> [Work instructions]
Using the entries below, say how many of the lines carry "username". Write the number alone.

[Dataset rows for apps and sites]

--- --- ---

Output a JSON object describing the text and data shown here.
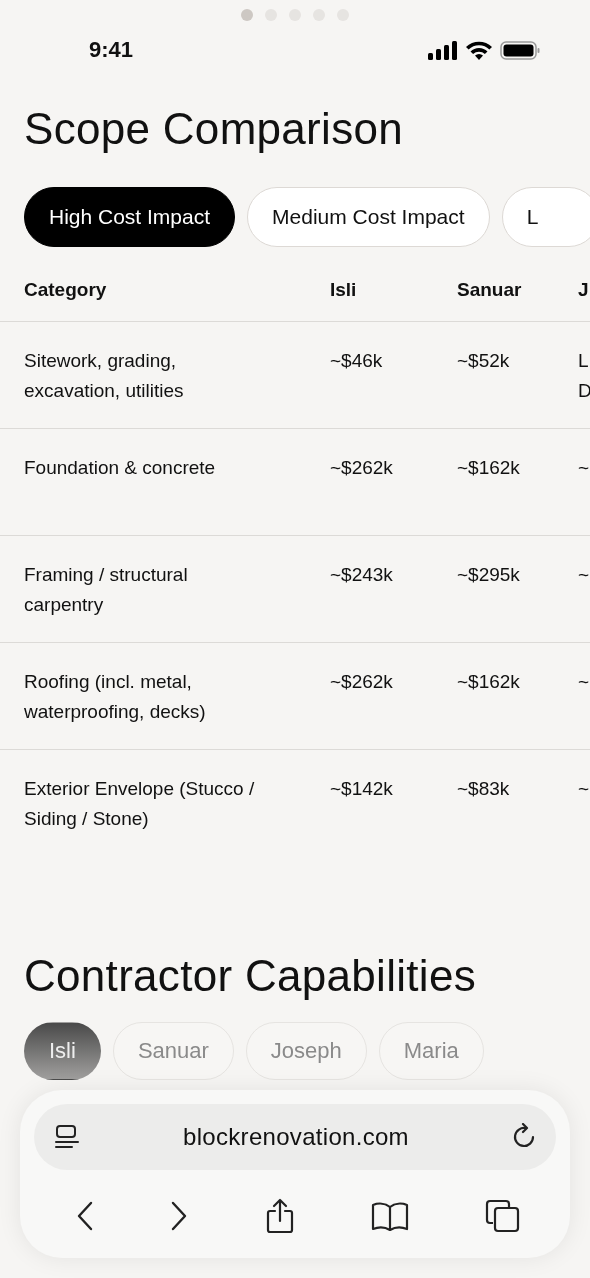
{
  "page_dots": [
    {
      "selected": true
    },
    {
      "selected": false
    },
    {
      "selected": false
    },
    {
      "selected": false
    },
    {
      "selected": false
    }
  ],
  "status_bar": {
    "time": "9:41"
  },
  "title": "Scope Comparison",
  "tabs": [
    {
      "label": "High Cost Impact",
      "selected": true
    },
    {
      "label": "Medium Cost Impact",
      "selected": false
    },
    {
      "label": "L",
      "selected": false
    }
  ],
  "table": {
    "columns": [
      "Category",
      "Isli",
      "Sanuar",
      "J"
    ],
    "rows": [
      [
        "Sitework, grading, excavation, utilities",
        "~$46k",
        "~$52k",
        "L D"
      ],
      [
        "Foundation & concrete",
        "~$262k",
        "~$162k",
        "~"
      ],
      [
        "Framing / structural carpentry",
        "~$243k",
        "~$295k",
        "~"
      ],
      [
        "Roofing (incl. metal, waterproofing, decks)",
        "~$262k",
        "~$162k",
        "~"
      ],
      [
        "Exterior Envelope (Stucco / Siding / Stone)",
        "~$142k",
        "~$83k",
        "~"
      ]
    ]
  },
  "section_title": "Contractor Capabilities",
  "contractors": [
    {
      "label": "Isli",
      "selected": true
    },
    {
      "label": "Sanuar",
      "selected": false
    },
    {
      "label": "Joseph",
      "selected": false
    },
    {
      "label": "Maria",
      "selected": false
    }
  ],
  "browser": {
    "url": "blockrenovation.com"
  }
}
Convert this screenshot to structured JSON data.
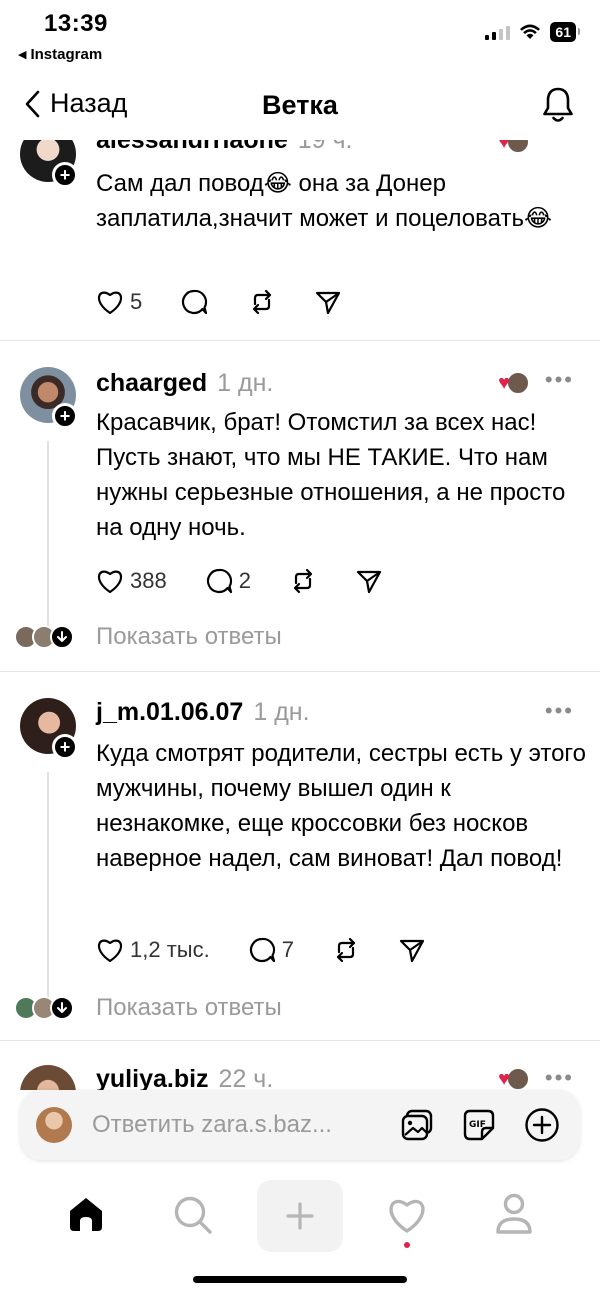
{
  "status_bar": {
    "time": "13:39",
    "back_app": "Instagram",
    "battery": "61"
  },
  "header": {
    "back_label": "Назад",
    "title": "Ветка"
  },
  "posts": [
    {
      "username": "alessandrriaone",
      "timestamp": "19 ч.",
      "text": "Сам дал повод😂 она за Донер заплатила,значит может и поцеловать😂",
      "likes": "5",
      "replies": ""
    },
    {
      "username": "chaarged",
      "timestamp": "1 дн.",
      "text": "Красавчик, брат! Отомстил за всех нас! Пусть знают, что мы НЕ ТАКИЕ. Что нам нужны серьезные отношения, а не просто на одну ночь.",
      "likes": "388",
      "replies": "2",
      "show_replies": "Показать ответы"
    },
    {
      "username": "j_m.01.06.07",
      "timestamp": "1 дн.",
      "text": "Куда смотрят родители, сестры есть у этого мужчины, почему вышел один к незнакомке,  еще кроссовки без носков наверное надел, сам виноват! Дал повод!",
      "likes": "1,2 тыс.",
      "replies": "7",
      "show_replies": "Показать ответы"
    },
    {
      "username": "yuliya.biz",
      "timestamp": "22 ч."
    }
  ],
  "reply_bar": {
    "placeholder": "Ответить zara.s.baz..."
  },
  "icons": {
    "like": "heart-outline-icon",
    "comment": "speech-bubble-icon",
    "repost": "repost-icon",
    "share": "paper-plane-icon",
    "nav": [
      "home-icon",
      "search-icon",
      "plus-icon",
      "heart-icon",
      "profile-icon"
    ]
  },
  "colors": {
    "accent_heart": "#e0234b",
    "muted_text": "#9a9a9a",
    "divider": "#e6e6e6"
  }
}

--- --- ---

> [Answer for the task]
4